[Data extracted from a collection]
- - -
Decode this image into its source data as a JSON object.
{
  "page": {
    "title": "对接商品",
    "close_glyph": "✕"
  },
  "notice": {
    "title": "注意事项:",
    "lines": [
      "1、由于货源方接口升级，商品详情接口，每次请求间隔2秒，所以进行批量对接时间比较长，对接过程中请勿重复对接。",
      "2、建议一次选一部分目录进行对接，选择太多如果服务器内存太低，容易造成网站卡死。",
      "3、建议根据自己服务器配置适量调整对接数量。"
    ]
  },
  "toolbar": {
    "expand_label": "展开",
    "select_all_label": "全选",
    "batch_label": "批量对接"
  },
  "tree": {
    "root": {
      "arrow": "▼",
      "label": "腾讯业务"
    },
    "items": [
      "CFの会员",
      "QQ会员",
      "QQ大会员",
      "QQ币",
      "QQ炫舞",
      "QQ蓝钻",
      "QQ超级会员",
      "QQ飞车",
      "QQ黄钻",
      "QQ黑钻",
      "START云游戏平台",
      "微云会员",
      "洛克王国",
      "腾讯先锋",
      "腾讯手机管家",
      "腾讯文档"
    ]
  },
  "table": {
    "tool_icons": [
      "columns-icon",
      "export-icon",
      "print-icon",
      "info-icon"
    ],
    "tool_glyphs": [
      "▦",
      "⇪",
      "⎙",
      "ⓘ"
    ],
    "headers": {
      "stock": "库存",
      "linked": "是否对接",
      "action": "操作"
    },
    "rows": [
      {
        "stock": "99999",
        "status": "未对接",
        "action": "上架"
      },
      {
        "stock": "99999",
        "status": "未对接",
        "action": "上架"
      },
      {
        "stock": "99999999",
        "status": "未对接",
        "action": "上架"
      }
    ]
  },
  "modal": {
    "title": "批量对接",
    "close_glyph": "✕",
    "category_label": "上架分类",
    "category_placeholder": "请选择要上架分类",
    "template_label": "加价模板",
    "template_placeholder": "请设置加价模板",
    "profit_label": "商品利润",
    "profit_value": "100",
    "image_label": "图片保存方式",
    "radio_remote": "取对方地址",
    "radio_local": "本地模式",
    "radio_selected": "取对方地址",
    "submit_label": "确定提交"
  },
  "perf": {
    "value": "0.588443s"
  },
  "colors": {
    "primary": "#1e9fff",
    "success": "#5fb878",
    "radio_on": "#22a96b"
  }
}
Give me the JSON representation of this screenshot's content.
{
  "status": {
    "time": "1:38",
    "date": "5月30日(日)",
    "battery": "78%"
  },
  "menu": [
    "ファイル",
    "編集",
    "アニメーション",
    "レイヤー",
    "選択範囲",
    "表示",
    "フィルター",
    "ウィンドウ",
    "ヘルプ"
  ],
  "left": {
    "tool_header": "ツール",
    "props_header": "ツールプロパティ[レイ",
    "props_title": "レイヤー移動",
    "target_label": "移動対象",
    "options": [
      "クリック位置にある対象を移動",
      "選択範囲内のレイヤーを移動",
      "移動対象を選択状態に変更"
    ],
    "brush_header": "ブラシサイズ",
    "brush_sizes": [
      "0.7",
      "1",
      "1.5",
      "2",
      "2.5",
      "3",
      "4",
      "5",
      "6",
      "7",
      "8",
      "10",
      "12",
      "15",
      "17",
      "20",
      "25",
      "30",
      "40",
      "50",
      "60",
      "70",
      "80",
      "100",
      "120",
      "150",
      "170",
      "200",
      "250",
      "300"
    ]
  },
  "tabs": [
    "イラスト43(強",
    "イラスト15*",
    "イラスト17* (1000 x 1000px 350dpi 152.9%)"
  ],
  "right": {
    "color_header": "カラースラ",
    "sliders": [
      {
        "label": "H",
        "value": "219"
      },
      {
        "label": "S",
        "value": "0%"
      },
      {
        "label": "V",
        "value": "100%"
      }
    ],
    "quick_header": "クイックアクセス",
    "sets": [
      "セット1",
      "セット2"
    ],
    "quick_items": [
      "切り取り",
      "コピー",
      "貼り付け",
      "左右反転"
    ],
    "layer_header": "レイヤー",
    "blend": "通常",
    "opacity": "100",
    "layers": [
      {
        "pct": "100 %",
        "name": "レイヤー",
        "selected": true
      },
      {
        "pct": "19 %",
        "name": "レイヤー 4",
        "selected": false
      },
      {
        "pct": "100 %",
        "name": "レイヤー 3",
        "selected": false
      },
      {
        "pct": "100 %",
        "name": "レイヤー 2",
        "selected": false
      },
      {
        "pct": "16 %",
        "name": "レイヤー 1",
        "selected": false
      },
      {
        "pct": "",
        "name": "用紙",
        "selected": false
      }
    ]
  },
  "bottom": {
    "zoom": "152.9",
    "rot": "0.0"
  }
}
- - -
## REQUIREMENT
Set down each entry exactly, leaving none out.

## THE ANSWER
Decode this image into its source data as a JSON object.
{
  "page": {
    "title": "对接商品",
    "close_glyph": "✕"
  },
  "notice": {
    "title": "注意事项:",
    "lines": [
      "1、由于货源方接口升级，商品详情接口，每次请求间隔2秒，所以进行批量对接时间比较长，对接过程中请勿重复对接。",
      "2、建议一次选一部分目录进行对接，选择太多如果服务器内存太低，容易造成网站卡死。",
      "3、建议根据自己服务器配置适量调整对接数量。"
    ]
  },
  "toolbar": {
    "expand_label": "展开",
    "select_all_label": "全选",
    "batch_label": "批量对接"
  },
  "tree": {
    "root": {
      "arrow": "▼",
      "label": "腾讯业务"
    },
    "items": [
      "CFの会员",
      "QQ会员",
      "QQ大会员",
      "QQ币",
      "QQ炫舞",
      "QQ蓝钻",
      "QQ超级会员",
      "QQ飞车",
      "QQ黄钻",
      "QQ黑钻",
      "START云游戏平台",
      "微云会员",
      "洛克王国",
      "腾讯先锋",
      "腾讯手机管家",
      "腾讯文档"
    ]
  },
  "table": {
    "tool_icons": [
      "columns-icon",
      "export-icon",
      "print-icon",
      "info-icon"
    ],
    "tool_glyphs": [
      "▦",
      "⇪",
      "⎙",
      "ⓘ"
    ],
    "headers": {
      "stock": "库存",
      "linked": "是否对接",
      "action": "操作"
    },
    "rows": [
      {
        "stock": "99999",
        "status": "未对接",
        "action": "上架"
      },
      {
        "stock": "99999",
        "status": "未对接",
        "action": "上架"
      },
      {
        "stock": "99999999",
        "status": "未对接",
        "action": "上架"
      }
    ]
  },
  "modal": {
    "title": "批量对接",
    "close_glyph": "✕",
    "category_label": "上架分类",
    "category_placeholder": "请选择要上架分类",
    "template_label": "加价模板",
    "template_placeholder": "请设置加价模板",
    "profit_label": "商品利润",
    "profit_value": "100",
    "image_label": "图片保存方式",
    "radio_remote": "取对方地址",
    "radio_local": "本地模式",
    "radio_selected": "取对方地址",
    "submit_label": "确定提交"
  },
  "perf": {
    "value": "0.588443s"
  },
  "colors": {
    "primary": "#1e9fff",
    "success": "#5fb878",
    "radio_on": "#22a96b"
  }
}
Give me the JSON representation of this screenshot's content.
{
  "status": {
    "time": "1:38",
    "date": "5月30日(日)",
    "battery": "78%"
  },
  "menu": [
    "ファイル",
    "編集",
    "アニメーション",
    "レイヤー",
    "選択範囲",
    "表示",
    "フィルター",
    "ウィンドウ",
    "ヘルプ"
  ],
  "left": {
    "tool_header": "ツール",
    "props_header": "ツールプロパティ[レイ",
    "props_title": "レイヤー移動",
    "target_label": "移動対象",
    "options": [
      "クリック位置にある対象を移動",
      "選択範囲内のレイヤーを移動",
      "移動対象を選択状態に変更"
    ],
    "brush_header": "ブラシサイズ",
    "brush_sizes": [
      "0.7",
      "1",
      "1.5",
      "2",
      "2.5",
      "3",
      "4",
      "5",
      "6",
      "7",
      "8",
      "10",
      "12",
      "15",
      "17",
      "20",
      "25",
      "30",
      "40",
      "50",
      "60",
      "70",
      "80",
      "100",
      "120",
      "150",
      "170",
      "200",
      "250",
      "300"
    ]
  },
  "tabs": [
    "イラスト43(強",
    "イラスト15*",
    "イラスト17* (1000 x 1000px 350dpi 152.9%)"
  ],
  "right": {
    "color_header": "カラースラ",
    "sliders": [
      {
        "label": "H",
        "value": "219"
      },
      {
        "label": "S",
        "value": "0%"
      },
      {
        "label": "V",
        "value": "100%"
      }
    ],
    "quick_header": "クイックアクセス",
    "sets": [
      "セット1",
      "セット2"
    ],
    "quick_items": [
      "切り取り",
      "コピー",
      "貼り付け",
      "左右反転"
    ],
    "layer_header": "レイヤー",
    "blend": "通常",
    "opacity": "100",
    "layers": [
      {
        "pct": "100 %",
        "name": "レイヤー",
        "selected": true
      },
      {
        "pct": "19 %",
        "name": "レイヤー 4",
        "selected": false
      },
      {
        "pct": "100 %",
        "name": "レイヤー 3",
        "selected": false
      },
      {
        "pct": "100 %",
        "name": "レイヤー 2",
        "selected": false
      },
      {
        "pct": "16 %",
        "name": "レイヤー 1",
        "selected": false
      },
      {
        "pct": "",
        "name": "用紙",
        "selected": false
      }
    ]
  },
  "bottom": {
    "zoom": "152.9",
    "rot": "0.0"
  }
}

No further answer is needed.